20. Dead Line
Last seasons Halloween special, broadcast live, is really one of the most innovative half hours of television I’ve seen for a good long while. The inventiveness of the premise is brilliant, and the initial few scares are truly disconcerting, but the content of the episode is less successful, and as Shearsmith says himself “The ending is impenetrable”. It’s best to view this imagining you’re watching it live, as there are some really spine tingling moments, but the resolution is a bit rote compared to some of the best episodes.
19. Cold Comfort
An unnerving story that’s elevated by the unconventional filming style, shot entirely on the main character’s desktop camera. Set in a Samaritan’s Call Centre, the episode follows new recruit Pemberton as he takes increasingly disturbing calls. Once the story sets in it does become a tad predictable (the whole way through there are only two real options for who the mystery caller is) but there are a handful of effective moments, from the use of multiple screens to the abrupt, shocking ending.
18. Private View
A homage to, among others, Agatha Christie, Dario Argento and Mario Bava, this supremely silly whodunnit in an art gallery is a campy pleasure, and one of the standout episodes of season 4, with Felicity Kendal stealing the show as a blind author of erotic fiction. The plot doesn’t really bear scrutiny, and the ending is incredibly rushed (As Shearsmith’s pompous lecturer puts it: “Oh that’s a stretch!”) but it’s a lot of fun nonetheless, with some witty jabs at the modern art world and the cult of celebrity, as well as a couple of genuinely disturbing moments.
17. The Bill
Another ensemble piece, but a lot better contained than La Couchette, with razor sharp dialogue and a few incredibly tense set-pieces – especially the knife contest that erupts when four men argue over who will pay for the groups meal.

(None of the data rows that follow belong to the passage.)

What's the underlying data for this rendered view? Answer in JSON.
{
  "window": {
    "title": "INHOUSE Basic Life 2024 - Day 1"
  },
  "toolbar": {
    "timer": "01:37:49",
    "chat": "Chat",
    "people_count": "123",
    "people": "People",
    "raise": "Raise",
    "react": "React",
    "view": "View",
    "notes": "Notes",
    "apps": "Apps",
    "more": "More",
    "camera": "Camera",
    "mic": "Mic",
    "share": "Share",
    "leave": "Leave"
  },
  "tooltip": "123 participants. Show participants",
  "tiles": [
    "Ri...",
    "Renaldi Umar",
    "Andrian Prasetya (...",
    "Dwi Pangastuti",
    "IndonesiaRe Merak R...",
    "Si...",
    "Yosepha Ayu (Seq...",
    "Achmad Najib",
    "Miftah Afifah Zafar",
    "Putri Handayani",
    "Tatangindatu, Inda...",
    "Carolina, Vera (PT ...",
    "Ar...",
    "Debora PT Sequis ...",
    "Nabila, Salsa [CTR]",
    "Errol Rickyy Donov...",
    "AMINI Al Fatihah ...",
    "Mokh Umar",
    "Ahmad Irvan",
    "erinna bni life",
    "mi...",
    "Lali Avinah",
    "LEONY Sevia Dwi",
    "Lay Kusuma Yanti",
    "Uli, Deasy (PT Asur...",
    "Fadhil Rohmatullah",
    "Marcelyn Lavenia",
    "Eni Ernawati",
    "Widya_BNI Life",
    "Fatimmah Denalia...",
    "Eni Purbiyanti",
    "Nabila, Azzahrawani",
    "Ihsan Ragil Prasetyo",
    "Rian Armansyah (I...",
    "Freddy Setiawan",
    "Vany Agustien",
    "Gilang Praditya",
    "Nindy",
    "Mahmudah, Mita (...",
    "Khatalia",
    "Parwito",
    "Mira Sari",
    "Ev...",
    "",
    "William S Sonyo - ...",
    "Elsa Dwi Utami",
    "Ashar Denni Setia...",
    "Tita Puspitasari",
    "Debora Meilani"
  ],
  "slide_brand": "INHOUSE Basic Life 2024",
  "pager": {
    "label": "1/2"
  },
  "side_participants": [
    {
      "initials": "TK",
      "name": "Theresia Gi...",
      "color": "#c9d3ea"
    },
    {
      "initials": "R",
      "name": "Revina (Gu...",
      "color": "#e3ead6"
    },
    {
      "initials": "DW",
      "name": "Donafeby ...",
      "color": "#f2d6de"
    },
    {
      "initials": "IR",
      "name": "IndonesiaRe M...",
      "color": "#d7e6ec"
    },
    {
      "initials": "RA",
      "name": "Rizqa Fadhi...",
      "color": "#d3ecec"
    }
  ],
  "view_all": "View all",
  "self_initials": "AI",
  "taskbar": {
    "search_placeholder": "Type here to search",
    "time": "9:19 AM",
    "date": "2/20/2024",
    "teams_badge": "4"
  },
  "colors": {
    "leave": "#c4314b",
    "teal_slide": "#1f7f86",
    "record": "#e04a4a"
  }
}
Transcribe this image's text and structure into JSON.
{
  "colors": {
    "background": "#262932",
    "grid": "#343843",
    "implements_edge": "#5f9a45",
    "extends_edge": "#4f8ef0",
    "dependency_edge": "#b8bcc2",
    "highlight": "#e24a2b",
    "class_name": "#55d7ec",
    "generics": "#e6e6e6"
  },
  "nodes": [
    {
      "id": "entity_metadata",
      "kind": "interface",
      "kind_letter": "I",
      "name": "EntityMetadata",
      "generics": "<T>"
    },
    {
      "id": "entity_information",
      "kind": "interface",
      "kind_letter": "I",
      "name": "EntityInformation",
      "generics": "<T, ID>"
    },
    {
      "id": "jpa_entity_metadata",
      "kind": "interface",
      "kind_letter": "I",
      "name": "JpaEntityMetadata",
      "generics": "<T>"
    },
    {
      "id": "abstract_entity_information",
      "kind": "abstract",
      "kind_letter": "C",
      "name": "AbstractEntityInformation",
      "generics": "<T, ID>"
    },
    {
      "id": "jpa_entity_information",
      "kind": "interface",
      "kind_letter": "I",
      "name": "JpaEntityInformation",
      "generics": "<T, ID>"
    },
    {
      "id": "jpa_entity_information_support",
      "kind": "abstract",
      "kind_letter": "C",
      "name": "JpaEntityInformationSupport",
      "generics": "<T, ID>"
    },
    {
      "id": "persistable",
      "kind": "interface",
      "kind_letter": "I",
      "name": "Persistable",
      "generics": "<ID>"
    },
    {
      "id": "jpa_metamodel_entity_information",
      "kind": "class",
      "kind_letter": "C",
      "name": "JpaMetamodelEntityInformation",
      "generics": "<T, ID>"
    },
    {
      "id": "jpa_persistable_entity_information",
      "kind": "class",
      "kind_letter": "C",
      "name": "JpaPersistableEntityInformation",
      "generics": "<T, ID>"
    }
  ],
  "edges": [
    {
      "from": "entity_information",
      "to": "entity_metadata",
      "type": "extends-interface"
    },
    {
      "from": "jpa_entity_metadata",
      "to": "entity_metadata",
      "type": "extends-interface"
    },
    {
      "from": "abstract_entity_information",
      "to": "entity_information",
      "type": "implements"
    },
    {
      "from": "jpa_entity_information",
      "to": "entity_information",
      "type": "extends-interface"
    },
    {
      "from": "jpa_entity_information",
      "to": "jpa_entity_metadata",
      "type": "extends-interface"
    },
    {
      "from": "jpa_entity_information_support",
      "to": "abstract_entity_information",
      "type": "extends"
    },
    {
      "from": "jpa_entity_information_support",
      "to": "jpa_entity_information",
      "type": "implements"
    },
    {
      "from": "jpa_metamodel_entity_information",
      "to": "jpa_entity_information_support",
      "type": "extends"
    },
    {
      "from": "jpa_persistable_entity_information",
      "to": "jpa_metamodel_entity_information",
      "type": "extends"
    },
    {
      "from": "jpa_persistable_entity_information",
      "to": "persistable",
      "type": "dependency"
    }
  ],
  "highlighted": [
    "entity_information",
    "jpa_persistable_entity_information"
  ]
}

The twists and turns are less intriguing than the pre-existing grudges and insecurities of the friends and this is very much a case of the journey being a lot more fun than the destination. The resolution might be rushed, and a little unsatisfactory, but the characters and dialogue are brilliantly realised.